Jack and Diane’s marriage lasted much longer than the average marriage. But after 32 years, they decided to call it quits. They knew their adult children would be fine, but really had no idea how their long-term marriage would affect their divorce settlement.
Divorce Settlements, in General.
The parties to a divorce agree on a divorce settlement, or the court irons out the details for them. Typically, such settlements include custody and visitation agreements, child support, division of assets and debts, and spousal support.
For issues involving children, courts look for an arrangement that best suits the children’s needs.
When it comes to assets and debts, California is a community property state. This means that a couple’s debts and property are generally considered to be owned 50-50, although there are exceptions.
Spousal support is based on factors like:
- The standard of living established during the marriage.
- Whether the supported party contributed to supporting party’s career.
- The supporting spouse’s ability to pay.
- Each spouse’s needs.
- Each spouse’s assets and obligations.
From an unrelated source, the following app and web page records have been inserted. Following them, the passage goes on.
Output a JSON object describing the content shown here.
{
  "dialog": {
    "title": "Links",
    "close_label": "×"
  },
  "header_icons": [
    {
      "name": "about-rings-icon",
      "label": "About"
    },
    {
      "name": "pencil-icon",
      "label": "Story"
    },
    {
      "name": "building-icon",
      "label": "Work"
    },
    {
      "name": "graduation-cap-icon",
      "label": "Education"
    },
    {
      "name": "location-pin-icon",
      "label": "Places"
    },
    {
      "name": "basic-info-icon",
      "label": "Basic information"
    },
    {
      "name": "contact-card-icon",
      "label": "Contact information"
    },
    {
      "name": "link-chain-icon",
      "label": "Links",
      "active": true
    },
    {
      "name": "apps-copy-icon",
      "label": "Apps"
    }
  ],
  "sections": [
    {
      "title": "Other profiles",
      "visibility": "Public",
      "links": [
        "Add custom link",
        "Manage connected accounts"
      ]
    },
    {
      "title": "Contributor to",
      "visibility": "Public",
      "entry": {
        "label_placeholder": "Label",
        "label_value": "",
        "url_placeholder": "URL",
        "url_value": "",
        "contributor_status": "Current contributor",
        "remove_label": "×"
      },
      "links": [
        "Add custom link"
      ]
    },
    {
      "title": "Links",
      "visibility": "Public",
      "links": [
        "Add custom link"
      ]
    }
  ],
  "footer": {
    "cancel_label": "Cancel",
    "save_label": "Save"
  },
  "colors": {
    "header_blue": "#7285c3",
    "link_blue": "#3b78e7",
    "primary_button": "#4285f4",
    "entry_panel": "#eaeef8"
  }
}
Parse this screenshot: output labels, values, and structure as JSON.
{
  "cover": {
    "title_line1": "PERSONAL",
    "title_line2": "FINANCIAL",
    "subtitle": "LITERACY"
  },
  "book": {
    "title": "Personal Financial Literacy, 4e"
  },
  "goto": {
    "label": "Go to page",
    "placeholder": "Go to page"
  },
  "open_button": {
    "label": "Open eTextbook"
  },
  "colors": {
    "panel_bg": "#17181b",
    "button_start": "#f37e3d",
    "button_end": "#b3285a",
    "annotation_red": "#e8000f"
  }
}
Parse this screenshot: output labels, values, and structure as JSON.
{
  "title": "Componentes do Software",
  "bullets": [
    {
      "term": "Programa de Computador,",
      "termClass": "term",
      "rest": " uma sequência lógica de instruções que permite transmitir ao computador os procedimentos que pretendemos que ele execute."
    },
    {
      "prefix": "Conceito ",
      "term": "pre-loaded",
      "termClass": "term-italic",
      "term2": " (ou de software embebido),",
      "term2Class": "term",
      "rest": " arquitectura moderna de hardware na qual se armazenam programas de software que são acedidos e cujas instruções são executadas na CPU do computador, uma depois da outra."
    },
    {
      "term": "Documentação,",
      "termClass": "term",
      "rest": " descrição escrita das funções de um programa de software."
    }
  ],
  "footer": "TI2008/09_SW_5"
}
- The duration of marriage.
- Whether supported spouse can work without harming children.
This is not the complete list contained in the California Family Code 4320. However, in this blog, we are looking at how people married for over 10 years fare in a divorce. The length of the marriage is only one factor in negotiating a settlement.
So, What’s Different About Long-Term Marriages?
Marriages that last less than 10 years are generally thought of a short-term when it comes to calculating spousal support. When one spouse needs support from the other, courts often give the needy spouse alimony for one half the duration of the marriage. Importantly, the court orders a time period wherein the court can make further decisions related to alimony. For example, for a marriage of 8 years, the supported spouse might receive alimony for 4 years, but the court retains jurisdiction for only 2.
A supported spouse leaving a long-term marriage may receive support for half the duration of the marriage. Courts tend to be more flexible in longer-lasting marriages. As for jurisdiction, the court can make decisions about alimony for this divorce indefinitely. If the supported spouse becomes ill while receiving support, the court could order additional support after taking all factors into consideration.
Years Can Make a Difference.
If you’re facing divorce, how long you remained married influences your divorce settlement. However, courts are not required to abide by a 10-year rule. It’s just a very common measurement. It’s best to speak with an attorney to make sure you receive everything to which you are entitled.
Judy Burger is a California Certified Family Law Specialist, and founder of the Law Offices of Judy L. Burger. Please call our offices at 415-293-8314 to set up an appointment with one of our attorneys. We assist clients along the Northern to Central California Coast.